On Thursday morning, sixty crews present themselves for another racing day, ready to meet with one of the most difficult stages of the competition. In a stretch of 656 km without a break, the cars have to pass constant curves and challenging rocks all the way to Ayacucho. And the fact that from now on, the rally only goes up, not passing lower than 3,300 metres, represents another challenge for the already exhausted drivers.
Not for the faint of heart is the Rally Caminos del Inca
Once again it is an early start for us - we take off around 2am, with hundreds of kilometres of curving roads ahead of us. And traversing those roads in complete darkness is no easy task. After five hours of driving we get to our spot, high up in the mountains, with a splendid view. Less than a kilometre away from where the day's special starts. Thankfully there's time to take a quick nap, grab a sandwich for breakfast and wait for the race to start.
Crowds gathered along the rally route to cheer participants on
On Saturday, the stage continues into the mountains and the pilots cross the highest point during the fourth and penultimate stage, a mountain pass of 4,812 meters. In total, the distance between Ayacucho and Huancayo is not that long, only 298 km, though the high altitudes are not to be forgotten. And then there is only one last day left to race go. 249 kilometers downhill, back to sea level again and to the warm welcome of the fans that are awaiting the pilots at the finish line in the town of Chosca, 30 kilometers away from Lima.
The crowds cheer as soon as the first car appears in the distance. Accompanied by a warm applause from dozens of people, the first pilots that arrive receive flowers and acknowledgments from Eduardo Dibos, president of the Peruvian Automobile Club and responsible for organizing the rally.
The Evo IX - popular at rally stages across the world

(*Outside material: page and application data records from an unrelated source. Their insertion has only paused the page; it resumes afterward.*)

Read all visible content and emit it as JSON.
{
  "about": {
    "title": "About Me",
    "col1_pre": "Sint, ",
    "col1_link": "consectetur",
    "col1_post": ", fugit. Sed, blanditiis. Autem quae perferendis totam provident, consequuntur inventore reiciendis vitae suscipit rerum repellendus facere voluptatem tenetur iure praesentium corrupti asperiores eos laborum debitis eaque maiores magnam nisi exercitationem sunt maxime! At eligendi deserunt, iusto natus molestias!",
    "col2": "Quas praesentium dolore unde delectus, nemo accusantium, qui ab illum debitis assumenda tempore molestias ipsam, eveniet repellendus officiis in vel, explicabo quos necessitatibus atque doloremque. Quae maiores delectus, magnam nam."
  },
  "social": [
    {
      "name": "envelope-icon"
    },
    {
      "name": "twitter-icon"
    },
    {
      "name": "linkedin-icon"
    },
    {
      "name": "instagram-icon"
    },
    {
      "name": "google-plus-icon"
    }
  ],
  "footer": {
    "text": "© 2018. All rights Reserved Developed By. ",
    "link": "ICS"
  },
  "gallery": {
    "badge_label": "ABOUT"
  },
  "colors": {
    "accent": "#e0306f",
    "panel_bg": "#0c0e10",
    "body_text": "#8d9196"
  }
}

After the ceremonial finish in Chosca, the drivers continue on to Lima, where even more people await them. This is where the teams meet up with their mechanics and see friends and family again. And for us, it's a time once again to edit our work, upload photos and finally catch up with some much needed rest.
Richard Palomino and J Rodriguez - winners of the grueling rally
But what of the rally itself? Well, merely a couple of days into the rally itself it became clear that the brothers Palomino have the best cards to play the game. The brothers are the overall winners of the rally, completing the 2,800 kilometers of racing track within less than 21 hours. Richard Palomino is the quickest of the two, completing the rally with an exact time of 20:44:54.8 hs. His brother Ronmel comes in second, with a slight difference of one minute and seven seconds, making their victory absolute. It's been terrific!